My point is don't sweat the small stuff. Your priority is to keep the aircraft flying in a sensible direction at a sensible altitude, for long enough to make a 1) safe and 2) (if time allows) economical decision while using your experience and knowledge. Ultimately, command is about managing risk and to do that you need to take in everything. If you are to live, that will not allow you to focus too much or too long on any one single element of the flight. Human Factors.

+++++

EAL401
https://en.wikipedia.org/wiki/Eastern_Air_Lines_Flight_401

NWA6231
https://en.wikipedia.org/wiki/Northwest_Airlines_Flight_6231
http://libraryonline.erau.edu/online-full-text/ntsb/aircraft-accident-reports/AAR75-13.pdf

AFR447
https://en.wikipedia.org/wiki/Air_France_Flight_447




mark744

#29
Good advice but you are somewhat missing the point
you are only considering the notice level of immediate actions
Obviously one has to fly the plane first,
but after that, one also has to project ahead for the consequences of any failure.

Thinking ahead and planning for the event of another failure, be it FMC or engine or outflow valve etc , is also good advice and airmanship, which is why Boeing recommend such actions in the case of failures.

A good commander will also have sufficient experience, system knowledge and capacity to not only think of the 'now' but also the consequences to the rest of the flight

Bug setting here is about thinking ahead, NOT  notice level of a failure

( FMC failure is not the same as Unreliable Airspeed so pitch/power tables not required.
basic Auto Pilot modes are available as is Standby Navigation, just no Auto throttle )

localiser

#30
QuoteGood advice but you are somewhat missing the point

Not really, Will's question was about Boeing and airline recommendations about setting the bugs.
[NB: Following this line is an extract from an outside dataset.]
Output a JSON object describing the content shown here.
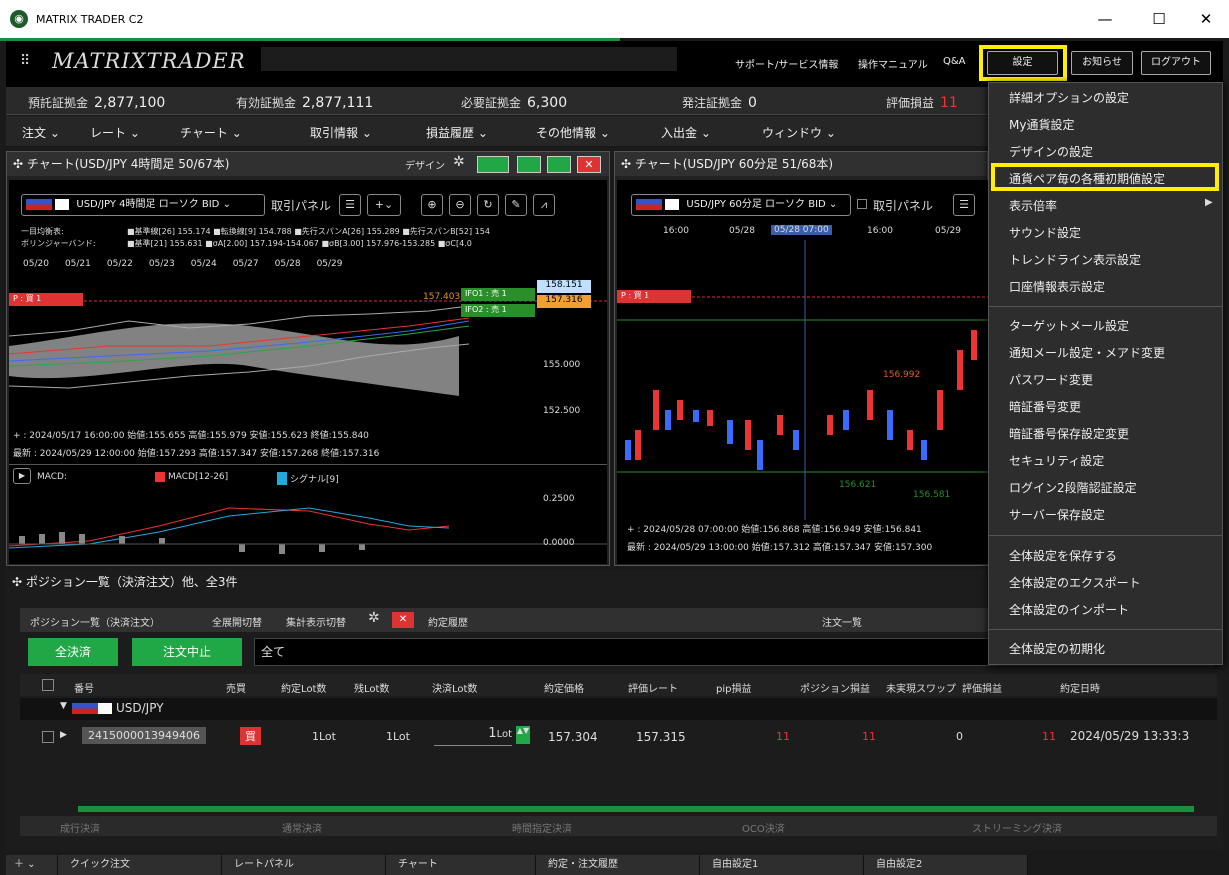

I think you're promoting the point of view that they should be set at all costs and anything less would count as poor preparation. We're just talking about what's out there :)


Quoteyou are only considering the notice level of immediate actions
QuoteBug setting here is about thinking ahead, NOT notice level of a failure
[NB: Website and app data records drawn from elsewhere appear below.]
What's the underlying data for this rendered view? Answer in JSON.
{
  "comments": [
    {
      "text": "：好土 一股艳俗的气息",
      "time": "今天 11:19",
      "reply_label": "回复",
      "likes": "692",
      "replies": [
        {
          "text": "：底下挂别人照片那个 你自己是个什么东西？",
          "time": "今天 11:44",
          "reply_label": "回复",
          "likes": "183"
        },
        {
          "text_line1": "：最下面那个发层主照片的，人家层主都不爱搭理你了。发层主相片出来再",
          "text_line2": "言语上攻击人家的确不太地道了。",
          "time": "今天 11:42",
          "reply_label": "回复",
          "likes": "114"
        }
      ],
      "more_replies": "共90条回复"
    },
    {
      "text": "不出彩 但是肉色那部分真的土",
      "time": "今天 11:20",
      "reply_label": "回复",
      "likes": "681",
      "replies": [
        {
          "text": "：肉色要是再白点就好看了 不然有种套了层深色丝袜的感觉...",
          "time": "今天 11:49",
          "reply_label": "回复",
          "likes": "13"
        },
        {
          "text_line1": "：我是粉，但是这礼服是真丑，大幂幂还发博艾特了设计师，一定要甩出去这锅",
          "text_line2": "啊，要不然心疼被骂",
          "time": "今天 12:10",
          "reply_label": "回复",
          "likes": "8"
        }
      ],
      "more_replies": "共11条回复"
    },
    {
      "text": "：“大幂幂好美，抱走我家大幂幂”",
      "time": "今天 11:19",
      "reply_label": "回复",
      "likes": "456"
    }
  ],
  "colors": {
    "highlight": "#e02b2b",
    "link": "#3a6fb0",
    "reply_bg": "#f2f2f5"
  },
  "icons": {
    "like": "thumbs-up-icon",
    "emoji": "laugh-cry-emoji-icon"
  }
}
In the FMC non normal checklist you mentioned above, I think setting these bugs is step 14 or 15 in a customised QRH, it's not an immediate action at all nor is it SOP to depart with them set.


Quotewhich is why Boeing recommend such actions in the case of failures

Boeing and Airbus don't install bugs on every airframe, they are options.


QuoteA good commander will also have sufficient experience, system knowledge and capacity to not only think of the 'now' but also the consequences to the rest of the flight

True, and you should. However, I'd also say there is an infinite number of things that could happen and there is a limit to what you can anticipate and depart on time. You're implying that if you don't set this tiny little bug you're not thinking ahead. In the grand scheme of things, wouldn't you agree bugs on a standby ASI are small fry? Prioritisation. Big picture. But that's just me  :D


As for the Unreliable Airspeed drill, I disagree. The discussion was about setting bugs and so identifying an airspeed to fly, for whatever reason be it loss of FMC, PFDs, marbles etc. Anyway, this was meant more as a general insight into cockpit management for non-pilots. You don't need to apply the drill in order to extract the information it contains. If you're worried that the speed you're flying isn't bugged, fly the pitch and power and you will have the speed. No need for a bug in the first instance. As I said, it's there to be used - if it's installed and the pilot has the imagination, and time, to use it.


double-alpha

I completely agree...

« Fly the pitch and power »

Back to basics

It works whatever of the plane : a Piper Cub or A380

IMHO , standby Instruments are designed to crosscheck the primary instruments.
It is too small to use... from the first officer seat, I can't even see the figures...

mark744

#32

No further comments as the thread has become too personal and inappropriate to the good nature of the forum